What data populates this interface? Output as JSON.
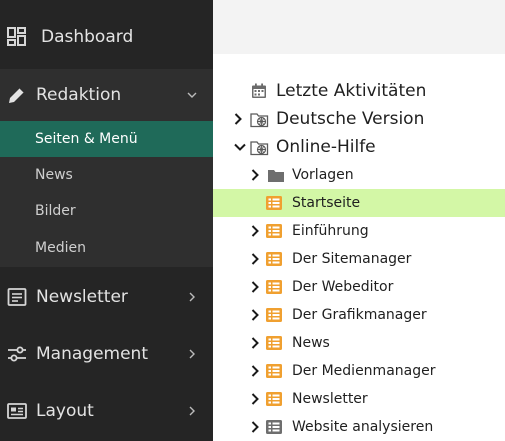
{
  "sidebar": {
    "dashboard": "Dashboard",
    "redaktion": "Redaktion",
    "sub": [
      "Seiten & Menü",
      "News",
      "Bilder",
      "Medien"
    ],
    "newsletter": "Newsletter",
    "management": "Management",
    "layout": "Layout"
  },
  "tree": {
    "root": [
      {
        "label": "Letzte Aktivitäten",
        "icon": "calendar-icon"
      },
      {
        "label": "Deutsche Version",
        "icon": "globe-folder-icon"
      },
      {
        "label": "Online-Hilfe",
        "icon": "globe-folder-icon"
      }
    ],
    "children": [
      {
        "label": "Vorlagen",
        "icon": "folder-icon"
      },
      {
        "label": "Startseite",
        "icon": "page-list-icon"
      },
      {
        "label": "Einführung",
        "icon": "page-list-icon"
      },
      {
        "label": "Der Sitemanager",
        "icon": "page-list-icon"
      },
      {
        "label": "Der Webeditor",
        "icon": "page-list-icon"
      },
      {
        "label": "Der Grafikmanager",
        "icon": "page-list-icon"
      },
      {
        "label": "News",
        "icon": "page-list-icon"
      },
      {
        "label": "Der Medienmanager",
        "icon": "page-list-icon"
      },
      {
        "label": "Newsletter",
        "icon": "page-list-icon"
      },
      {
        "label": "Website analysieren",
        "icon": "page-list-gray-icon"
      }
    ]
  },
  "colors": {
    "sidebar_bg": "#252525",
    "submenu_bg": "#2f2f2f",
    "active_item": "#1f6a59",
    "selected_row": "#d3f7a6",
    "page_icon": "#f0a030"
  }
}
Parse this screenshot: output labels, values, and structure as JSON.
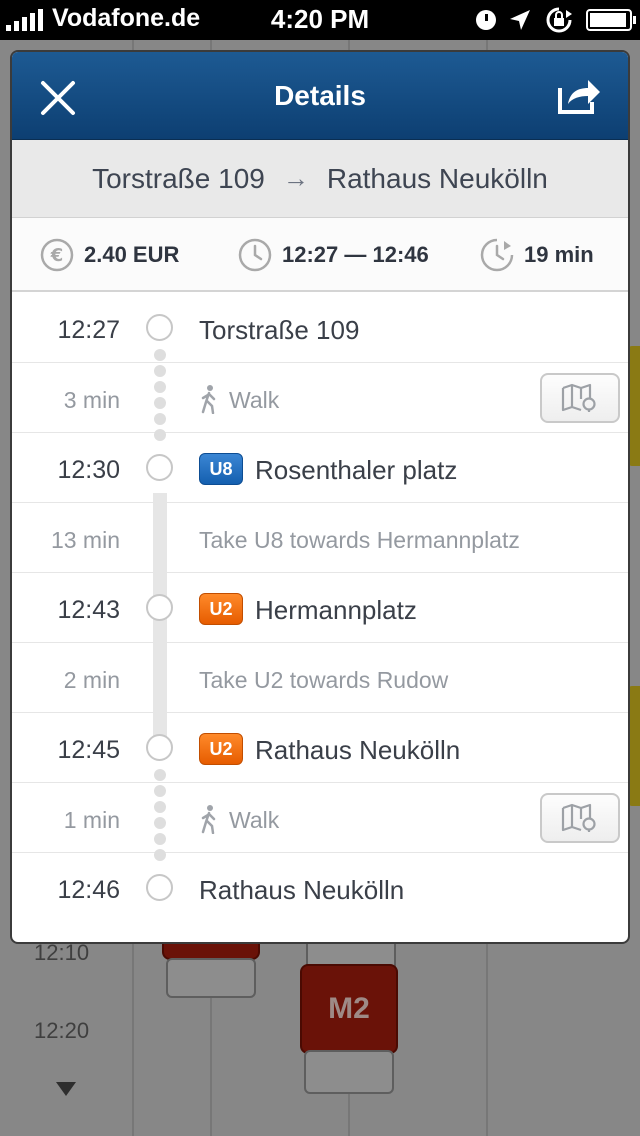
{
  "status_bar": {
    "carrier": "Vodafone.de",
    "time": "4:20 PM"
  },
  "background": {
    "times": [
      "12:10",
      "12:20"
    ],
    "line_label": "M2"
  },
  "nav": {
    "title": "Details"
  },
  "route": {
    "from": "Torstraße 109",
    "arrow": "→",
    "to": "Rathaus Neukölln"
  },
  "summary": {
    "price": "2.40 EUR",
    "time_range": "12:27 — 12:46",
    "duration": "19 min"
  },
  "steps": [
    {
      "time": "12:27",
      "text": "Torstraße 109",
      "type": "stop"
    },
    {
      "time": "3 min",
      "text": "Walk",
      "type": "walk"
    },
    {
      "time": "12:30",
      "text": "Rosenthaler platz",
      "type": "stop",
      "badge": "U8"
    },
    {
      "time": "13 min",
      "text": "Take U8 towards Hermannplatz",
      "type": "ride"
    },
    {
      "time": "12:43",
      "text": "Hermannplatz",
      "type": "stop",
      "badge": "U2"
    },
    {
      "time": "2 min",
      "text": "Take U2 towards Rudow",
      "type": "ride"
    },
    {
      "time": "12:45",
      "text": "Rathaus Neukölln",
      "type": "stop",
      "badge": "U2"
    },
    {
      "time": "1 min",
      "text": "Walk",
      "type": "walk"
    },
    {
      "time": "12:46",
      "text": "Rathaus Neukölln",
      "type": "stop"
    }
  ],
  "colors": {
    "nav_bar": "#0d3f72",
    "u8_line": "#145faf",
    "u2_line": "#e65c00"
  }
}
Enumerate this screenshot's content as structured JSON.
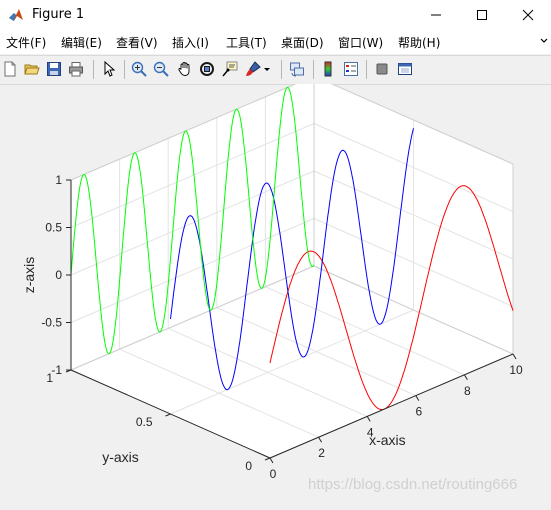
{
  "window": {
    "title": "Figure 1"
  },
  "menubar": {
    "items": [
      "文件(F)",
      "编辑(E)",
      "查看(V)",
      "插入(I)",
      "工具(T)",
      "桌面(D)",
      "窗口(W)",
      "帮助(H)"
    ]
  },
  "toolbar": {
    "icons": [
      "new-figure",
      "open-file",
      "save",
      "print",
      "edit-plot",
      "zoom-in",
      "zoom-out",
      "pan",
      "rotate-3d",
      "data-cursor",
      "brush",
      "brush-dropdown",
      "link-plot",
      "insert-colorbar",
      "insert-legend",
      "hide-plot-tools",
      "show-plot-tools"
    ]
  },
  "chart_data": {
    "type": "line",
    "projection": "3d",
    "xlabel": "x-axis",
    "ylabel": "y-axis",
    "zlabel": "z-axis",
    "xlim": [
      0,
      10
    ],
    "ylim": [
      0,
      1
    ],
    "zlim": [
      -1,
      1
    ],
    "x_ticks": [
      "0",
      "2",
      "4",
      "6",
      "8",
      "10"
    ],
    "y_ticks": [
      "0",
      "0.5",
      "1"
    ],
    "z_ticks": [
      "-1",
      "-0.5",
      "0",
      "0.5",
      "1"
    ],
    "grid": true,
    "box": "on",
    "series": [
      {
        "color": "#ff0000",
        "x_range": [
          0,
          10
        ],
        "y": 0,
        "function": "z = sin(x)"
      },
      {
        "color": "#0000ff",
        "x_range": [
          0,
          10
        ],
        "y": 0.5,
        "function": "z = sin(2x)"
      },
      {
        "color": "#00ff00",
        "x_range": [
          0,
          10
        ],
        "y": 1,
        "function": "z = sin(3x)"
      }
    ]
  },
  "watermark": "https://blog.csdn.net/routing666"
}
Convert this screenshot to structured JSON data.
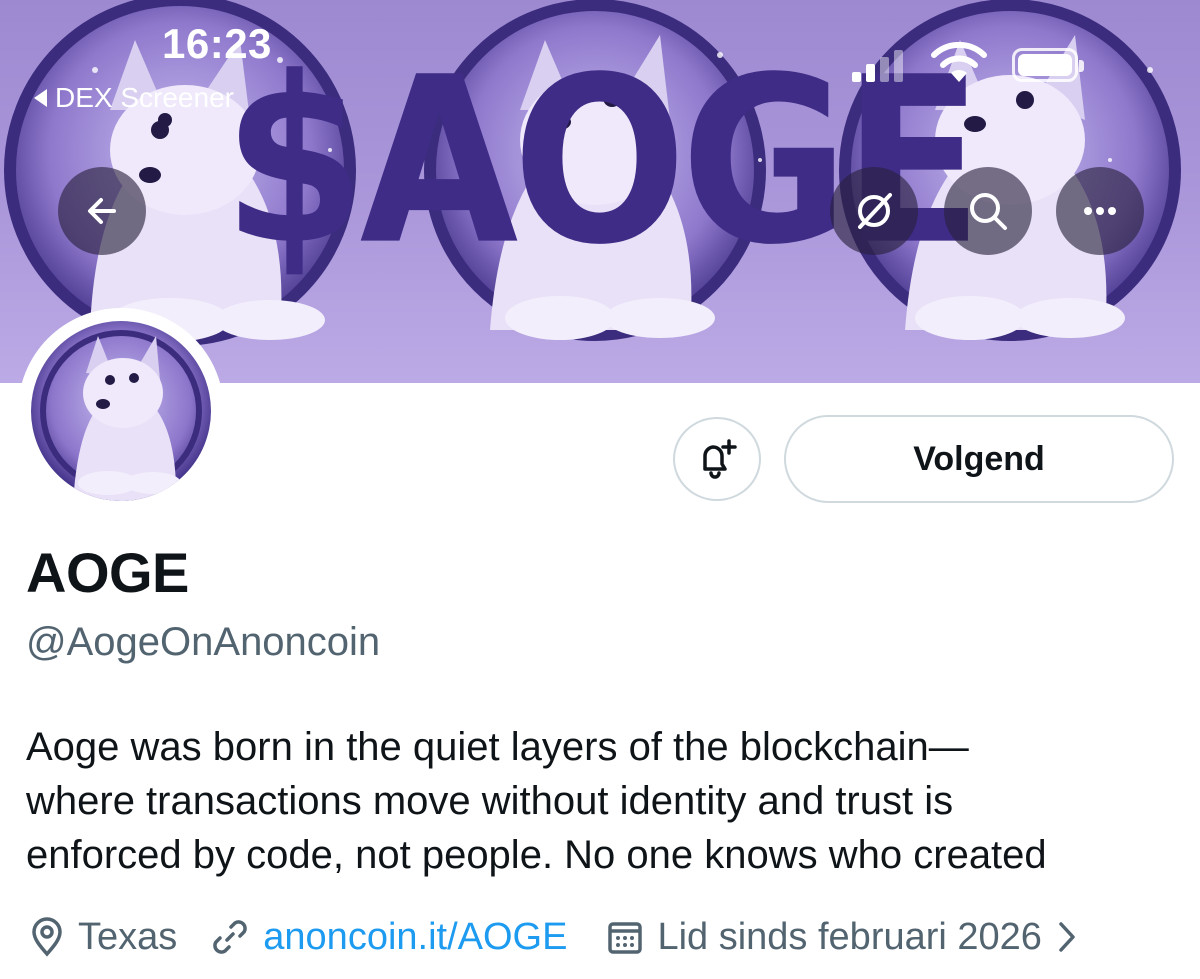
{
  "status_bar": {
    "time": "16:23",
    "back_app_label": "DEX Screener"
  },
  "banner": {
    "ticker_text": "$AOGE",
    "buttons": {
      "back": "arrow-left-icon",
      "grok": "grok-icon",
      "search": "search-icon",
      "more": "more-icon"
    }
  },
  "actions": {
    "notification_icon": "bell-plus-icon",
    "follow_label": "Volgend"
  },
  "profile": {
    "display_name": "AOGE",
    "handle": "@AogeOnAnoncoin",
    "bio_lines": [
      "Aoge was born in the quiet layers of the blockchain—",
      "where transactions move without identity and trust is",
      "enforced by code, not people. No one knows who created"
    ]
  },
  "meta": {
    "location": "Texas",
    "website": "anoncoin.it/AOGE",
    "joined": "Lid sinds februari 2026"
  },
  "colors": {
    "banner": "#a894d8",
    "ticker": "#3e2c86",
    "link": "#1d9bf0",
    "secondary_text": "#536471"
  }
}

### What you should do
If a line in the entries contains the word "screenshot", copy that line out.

### Task output
Parse this screenshot: output labels, values, and structure as JSON.
Enumerate this screenshot's content as structured JSON.
Convert this screenshot to structured JSON data.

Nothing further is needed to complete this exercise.